Published: Jun 2003
| ||Format||Pages||Price|| |
|PDF (2.6M)||28||$25||  ADD TO CART|
|Complete Source PDF (104M)||325||$1086||  ADD TO CART|
METALWORKING IS THE PROCESS OF CONVERTING BULK METAL into a component or a part and primarily involves two types of operations: those that produce metal debris and those that produce no debris. The former type is classified as metal removal operations and the latter type is classified as metal forming operations. Cutting and grinding are examples of the first type and drawing, stamping, and bending are examples of the second type. All metalworking operations involve bringing two solids, a tool and a work piece, together to create a new part or a shape. The process involves high friction, high temperature, and tool wear; and it is a job of the lubricant, or the metalworking fluid, to control them. Metalworking fluids accomplish this by providing coolinf, lubrication, and protection against corrosion. Therefore, they improve the efficiency of the operation, and hence increase productivity.

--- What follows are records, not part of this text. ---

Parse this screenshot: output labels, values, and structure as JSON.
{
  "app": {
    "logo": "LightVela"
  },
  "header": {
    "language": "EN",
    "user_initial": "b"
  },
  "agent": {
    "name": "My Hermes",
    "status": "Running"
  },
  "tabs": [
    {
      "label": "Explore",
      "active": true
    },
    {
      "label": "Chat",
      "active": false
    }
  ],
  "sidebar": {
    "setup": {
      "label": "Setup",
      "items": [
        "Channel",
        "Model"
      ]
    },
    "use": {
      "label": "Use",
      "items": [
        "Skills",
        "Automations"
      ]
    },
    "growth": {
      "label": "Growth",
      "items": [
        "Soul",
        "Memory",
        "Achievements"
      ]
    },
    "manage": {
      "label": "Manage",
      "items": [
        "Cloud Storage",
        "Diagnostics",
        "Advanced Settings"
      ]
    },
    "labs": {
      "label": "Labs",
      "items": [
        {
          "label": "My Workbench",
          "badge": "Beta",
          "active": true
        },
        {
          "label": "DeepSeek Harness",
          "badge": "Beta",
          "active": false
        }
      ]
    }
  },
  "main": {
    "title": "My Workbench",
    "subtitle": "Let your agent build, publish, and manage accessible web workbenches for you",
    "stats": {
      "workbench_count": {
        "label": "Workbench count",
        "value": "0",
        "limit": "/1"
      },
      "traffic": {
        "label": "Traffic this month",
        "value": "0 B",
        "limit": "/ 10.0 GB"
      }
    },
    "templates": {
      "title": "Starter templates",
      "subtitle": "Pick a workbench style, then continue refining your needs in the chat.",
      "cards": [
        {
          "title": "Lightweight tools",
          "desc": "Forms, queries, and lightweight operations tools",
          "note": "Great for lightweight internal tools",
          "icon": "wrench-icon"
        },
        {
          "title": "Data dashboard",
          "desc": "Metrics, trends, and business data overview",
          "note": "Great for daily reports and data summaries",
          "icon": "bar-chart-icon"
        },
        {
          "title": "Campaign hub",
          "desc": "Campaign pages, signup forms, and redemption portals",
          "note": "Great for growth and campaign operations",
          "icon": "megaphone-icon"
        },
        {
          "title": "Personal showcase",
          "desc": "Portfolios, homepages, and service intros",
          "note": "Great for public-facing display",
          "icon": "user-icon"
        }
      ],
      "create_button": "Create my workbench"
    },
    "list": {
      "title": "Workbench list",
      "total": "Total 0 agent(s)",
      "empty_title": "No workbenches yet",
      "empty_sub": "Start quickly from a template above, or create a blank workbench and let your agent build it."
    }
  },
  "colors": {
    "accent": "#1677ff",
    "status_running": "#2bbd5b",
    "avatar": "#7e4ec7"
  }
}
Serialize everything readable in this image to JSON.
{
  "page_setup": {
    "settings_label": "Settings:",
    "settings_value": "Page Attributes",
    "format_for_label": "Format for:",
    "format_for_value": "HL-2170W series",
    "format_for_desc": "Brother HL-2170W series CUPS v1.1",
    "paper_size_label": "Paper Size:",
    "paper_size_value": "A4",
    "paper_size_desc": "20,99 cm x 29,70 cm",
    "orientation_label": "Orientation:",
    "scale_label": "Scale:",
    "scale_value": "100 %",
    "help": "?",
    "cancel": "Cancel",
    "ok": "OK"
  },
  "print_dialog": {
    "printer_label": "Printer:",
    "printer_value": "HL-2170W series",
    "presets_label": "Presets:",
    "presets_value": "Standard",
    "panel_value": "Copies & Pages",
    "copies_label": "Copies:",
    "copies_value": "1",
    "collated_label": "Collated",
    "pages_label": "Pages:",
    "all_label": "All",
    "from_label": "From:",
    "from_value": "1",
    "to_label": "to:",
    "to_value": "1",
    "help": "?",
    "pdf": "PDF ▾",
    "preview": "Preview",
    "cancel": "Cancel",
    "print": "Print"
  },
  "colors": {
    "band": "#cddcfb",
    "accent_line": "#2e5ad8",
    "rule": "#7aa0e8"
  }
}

Research and Development Manager, Lubricant Additives Division, King Industries, Inc., Norwalk, CT